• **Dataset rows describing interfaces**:
== Segment start ==

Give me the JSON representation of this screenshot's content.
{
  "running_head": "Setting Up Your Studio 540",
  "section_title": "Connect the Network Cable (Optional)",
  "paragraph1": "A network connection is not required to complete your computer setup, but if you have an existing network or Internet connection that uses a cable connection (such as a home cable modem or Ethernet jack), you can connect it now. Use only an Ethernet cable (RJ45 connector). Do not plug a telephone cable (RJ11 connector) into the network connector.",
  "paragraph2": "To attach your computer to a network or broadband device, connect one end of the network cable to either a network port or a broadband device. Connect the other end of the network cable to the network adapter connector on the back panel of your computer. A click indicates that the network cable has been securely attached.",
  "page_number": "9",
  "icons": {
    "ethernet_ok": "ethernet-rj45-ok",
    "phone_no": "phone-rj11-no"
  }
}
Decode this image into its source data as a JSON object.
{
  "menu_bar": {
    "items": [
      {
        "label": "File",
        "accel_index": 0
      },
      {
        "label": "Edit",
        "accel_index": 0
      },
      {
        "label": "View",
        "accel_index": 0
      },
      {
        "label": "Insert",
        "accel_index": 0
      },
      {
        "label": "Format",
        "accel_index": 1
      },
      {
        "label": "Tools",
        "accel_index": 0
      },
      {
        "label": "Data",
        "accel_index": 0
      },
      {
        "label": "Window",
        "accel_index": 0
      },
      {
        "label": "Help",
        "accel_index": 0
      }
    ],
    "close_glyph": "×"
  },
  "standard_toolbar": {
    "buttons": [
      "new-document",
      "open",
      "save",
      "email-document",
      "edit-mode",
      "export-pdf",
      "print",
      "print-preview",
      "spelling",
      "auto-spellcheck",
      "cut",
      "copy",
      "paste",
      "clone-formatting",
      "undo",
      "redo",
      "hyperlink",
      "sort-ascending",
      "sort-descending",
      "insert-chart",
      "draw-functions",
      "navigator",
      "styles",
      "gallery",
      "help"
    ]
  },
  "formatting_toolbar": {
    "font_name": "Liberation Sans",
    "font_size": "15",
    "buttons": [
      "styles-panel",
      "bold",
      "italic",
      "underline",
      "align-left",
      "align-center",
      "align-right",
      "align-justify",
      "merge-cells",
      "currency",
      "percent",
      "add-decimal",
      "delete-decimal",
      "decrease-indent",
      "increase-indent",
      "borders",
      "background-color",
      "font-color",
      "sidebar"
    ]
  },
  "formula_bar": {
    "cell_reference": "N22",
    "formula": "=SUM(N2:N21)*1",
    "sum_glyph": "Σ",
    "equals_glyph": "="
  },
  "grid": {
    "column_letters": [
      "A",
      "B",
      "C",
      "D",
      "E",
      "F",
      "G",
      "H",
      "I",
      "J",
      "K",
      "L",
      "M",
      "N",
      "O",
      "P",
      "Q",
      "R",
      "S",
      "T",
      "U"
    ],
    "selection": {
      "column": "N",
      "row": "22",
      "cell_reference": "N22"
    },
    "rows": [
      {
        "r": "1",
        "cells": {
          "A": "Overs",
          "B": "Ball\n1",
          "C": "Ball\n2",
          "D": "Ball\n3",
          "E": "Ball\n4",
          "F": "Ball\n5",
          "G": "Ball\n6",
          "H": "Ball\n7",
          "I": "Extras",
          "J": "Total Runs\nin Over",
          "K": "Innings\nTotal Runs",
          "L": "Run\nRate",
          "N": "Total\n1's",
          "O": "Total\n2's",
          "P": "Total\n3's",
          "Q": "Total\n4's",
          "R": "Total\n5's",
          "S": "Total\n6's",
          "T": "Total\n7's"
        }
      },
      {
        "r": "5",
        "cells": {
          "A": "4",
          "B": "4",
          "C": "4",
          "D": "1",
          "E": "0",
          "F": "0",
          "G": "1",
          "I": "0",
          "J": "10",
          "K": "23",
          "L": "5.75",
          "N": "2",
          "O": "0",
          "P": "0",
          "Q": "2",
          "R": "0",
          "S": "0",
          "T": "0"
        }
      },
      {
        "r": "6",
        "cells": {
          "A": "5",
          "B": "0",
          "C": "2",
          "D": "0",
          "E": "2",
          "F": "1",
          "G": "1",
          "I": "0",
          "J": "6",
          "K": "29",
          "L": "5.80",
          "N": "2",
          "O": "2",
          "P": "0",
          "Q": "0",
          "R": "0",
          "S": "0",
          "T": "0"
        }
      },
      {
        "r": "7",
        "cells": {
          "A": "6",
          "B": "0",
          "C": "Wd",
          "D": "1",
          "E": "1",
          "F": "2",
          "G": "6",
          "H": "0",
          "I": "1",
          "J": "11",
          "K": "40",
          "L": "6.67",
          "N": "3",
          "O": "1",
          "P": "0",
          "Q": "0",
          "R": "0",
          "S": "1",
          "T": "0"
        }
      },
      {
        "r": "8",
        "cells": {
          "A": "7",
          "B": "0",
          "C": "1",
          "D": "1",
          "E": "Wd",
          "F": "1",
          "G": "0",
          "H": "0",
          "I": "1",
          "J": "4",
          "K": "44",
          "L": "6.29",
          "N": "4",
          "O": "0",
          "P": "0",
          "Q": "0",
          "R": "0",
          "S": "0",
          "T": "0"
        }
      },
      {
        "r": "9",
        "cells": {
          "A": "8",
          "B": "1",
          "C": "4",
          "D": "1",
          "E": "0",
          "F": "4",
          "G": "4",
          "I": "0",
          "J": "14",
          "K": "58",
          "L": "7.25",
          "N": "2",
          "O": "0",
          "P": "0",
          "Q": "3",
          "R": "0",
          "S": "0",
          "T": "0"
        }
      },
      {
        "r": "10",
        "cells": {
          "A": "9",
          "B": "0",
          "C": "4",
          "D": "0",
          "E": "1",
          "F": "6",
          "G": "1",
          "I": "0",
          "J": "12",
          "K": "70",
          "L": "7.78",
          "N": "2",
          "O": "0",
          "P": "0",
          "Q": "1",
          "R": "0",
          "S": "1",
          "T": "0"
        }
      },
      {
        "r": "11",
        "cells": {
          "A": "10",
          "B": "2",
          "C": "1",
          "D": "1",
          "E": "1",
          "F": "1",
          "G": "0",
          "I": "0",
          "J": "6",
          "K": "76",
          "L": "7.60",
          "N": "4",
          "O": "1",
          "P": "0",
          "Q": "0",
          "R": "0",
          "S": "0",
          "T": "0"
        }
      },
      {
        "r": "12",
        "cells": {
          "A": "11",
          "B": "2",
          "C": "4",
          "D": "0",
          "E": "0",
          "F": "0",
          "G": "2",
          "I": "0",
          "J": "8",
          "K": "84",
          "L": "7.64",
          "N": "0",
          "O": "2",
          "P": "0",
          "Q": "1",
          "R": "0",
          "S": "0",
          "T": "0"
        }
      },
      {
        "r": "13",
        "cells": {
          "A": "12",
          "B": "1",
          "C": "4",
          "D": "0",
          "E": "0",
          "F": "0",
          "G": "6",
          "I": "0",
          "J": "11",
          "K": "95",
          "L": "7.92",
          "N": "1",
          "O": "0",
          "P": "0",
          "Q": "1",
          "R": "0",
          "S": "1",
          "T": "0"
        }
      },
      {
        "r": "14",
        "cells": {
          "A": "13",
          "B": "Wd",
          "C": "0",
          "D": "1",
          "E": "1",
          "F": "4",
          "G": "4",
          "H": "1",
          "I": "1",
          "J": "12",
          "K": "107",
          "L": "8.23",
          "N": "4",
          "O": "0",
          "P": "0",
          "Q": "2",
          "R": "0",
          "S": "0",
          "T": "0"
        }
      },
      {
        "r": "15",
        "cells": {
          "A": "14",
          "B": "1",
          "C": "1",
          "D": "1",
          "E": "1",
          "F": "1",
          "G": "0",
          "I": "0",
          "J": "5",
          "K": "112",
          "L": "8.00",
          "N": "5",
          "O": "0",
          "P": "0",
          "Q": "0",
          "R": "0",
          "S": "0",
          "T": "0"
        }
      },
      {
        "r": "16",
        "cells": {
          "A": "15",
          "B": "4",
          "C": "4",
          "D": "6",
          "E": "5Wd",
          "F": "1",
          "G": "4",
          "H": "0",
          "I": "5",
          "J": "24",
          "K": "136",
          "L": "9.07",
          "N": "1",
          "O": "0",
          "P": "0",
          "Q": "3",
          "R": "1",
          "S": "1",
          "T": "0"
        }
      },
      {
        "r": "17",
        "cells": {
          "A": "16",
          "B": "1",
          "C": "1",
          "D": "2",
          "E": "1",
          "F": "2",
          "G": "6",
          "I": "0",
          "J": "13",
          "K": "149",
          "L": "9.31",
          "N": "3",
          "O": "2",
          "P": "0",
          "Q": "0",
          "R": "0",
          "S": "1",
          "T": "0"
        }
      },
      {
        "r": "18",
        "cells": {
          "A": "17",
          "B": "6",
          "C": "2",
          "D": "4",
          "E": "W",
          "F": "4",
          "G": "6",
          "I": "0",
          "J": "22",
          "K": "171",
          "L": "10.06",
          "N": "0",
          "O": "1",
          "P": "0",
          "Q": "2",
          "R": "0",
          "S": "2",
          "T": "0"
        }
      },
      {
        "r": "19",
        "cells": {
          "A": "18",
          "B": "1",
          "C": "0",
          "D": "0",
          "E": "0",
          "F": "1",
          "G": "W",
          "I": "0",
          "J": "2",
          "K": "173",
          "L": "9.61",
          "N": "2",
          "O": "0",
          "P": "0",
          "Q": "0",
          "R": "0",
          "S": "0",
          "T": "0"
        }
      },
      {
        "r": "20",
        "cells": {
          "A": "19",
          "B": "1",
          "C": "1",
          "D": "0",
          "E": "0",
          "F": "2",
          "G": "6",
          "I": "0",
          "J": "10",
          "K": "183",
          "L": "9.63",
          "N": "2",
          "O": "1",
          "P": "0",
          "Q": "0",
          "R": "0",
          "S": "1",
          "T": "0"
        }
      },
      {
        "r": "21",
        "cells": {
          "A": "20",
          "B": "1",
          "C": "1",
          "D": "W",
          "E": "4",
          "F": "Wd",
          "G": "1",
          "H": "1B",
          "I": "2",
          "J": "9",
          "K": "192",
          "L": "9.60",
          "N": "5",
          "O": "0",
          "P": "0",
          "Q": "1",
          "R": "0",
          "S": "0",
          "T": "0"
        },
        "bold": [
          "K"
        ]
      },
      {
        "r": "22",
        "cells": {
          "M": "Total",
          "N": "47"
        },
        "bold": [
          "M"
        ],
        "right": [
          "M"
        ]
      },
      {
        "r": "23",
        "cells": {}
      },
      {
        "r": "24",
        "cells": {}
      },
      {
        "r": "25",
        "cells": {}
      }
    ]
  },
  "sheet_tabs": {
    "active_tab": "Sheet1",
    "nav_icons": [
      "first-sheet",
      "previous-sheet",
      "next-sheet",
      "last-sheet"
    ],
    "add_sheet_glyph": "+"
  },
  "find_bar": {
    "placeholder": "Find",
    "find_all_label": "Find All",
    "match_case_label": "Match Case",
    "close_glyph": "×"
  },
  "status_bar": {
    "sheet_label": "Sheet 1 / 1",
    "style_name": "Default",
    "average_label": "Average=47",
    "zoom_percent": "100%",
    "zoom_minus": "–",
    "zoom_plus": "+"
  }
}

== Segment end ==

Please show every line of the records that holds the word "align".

      "align-left",
      "align-center",
      "align-right",
      "align-justify",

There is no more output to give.